_THE PROBLEM_: All of the listing should be returned as written, apart from any picture in it.

_DATASET RECORDS_:
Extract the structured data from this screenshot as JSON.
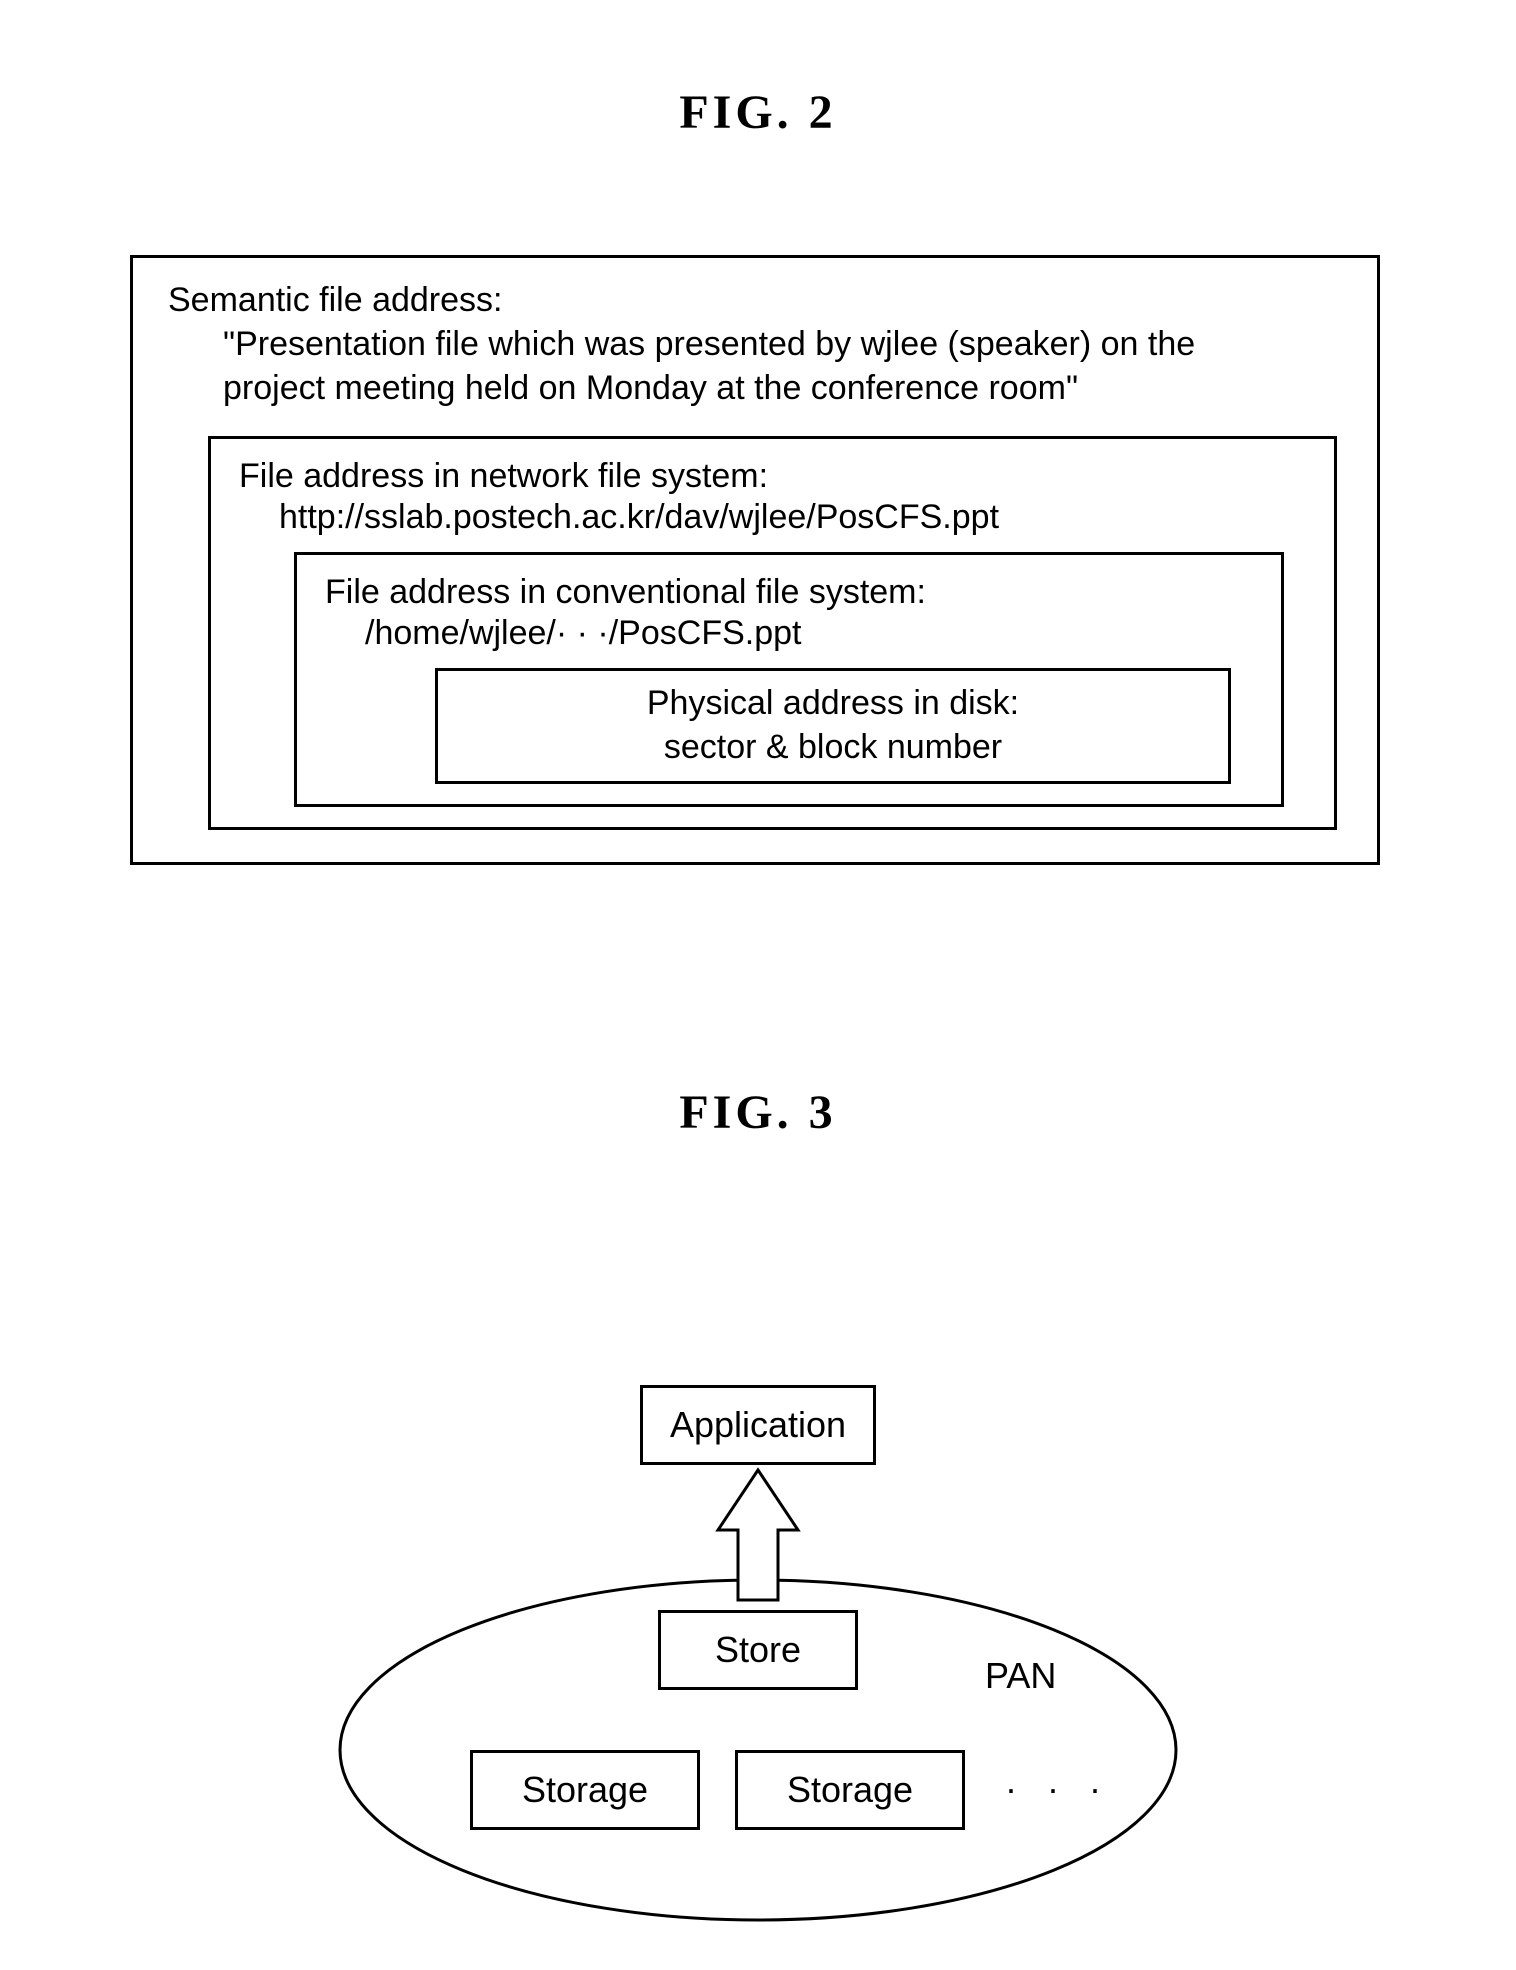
{
  "fig2": {
    "title": "FIG. 2",
    "semantic_label": "Semantic file address:",
    "semantic_text_l1": "\"Presentation file which was presented by wjlee (speaker) on the",
    "semantic_text_l2": "project meeting held on Monday at the conference room\"",
    "net_label": "File address in network file system:",
    "net_value": "http://sslab.postech.ac.kr/dav/wjlee/PosCFS.ppt",
    "conv_label": "File address in conventional file system:",
    "conv_value": "/home/wjlee/· · ·/PosCFS.ppt",
    "phys_label": "Physical address in disk:",
    "phys_value": "sector & block number"
  },
  "fig3": {
    "title": "FIG. 3",
    "app": "Application",
    "store": "Store",
    "storage1": "Storage",
    "storage2": "Storage",
    "dots": "· · ·",
    "pan": "PAN"
  }
}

_OUTPUT FOR THIS TASK_:
Extract the structured data from this screenshot as JSON.
{
  "fig2": {
    "title": "FIG. 2",
    "semantic_label": "Semantic file address:",
    "semantic_text_l1": "\"Presentation file which was presented by wjlee (speaker) on the",
    "semantic_text_l2": "project meeting held on Monday at the conference room\"",
    "net_label": "File address in network file system:",
    "net_value": "http://sslab.postech.ac.kr/dav/wjlee/PosCFS.ppt",
    "conv_label": "File address in conventional file system:",
    "conv_value": "/home/wjlee/· · ·/PosCFS.ppt",
    "phys_label": "Physical address in disk:",
    "phys_value": "sector & block number"
  },
  "fig3": {
    "title": "FIG. 3",
    "app": "Application",
    "store": "Store",
    "storage1": "Storage",
    "storage2": "Storage",
    "dots": "· · ·",
    "pan": "PAN"
  }
}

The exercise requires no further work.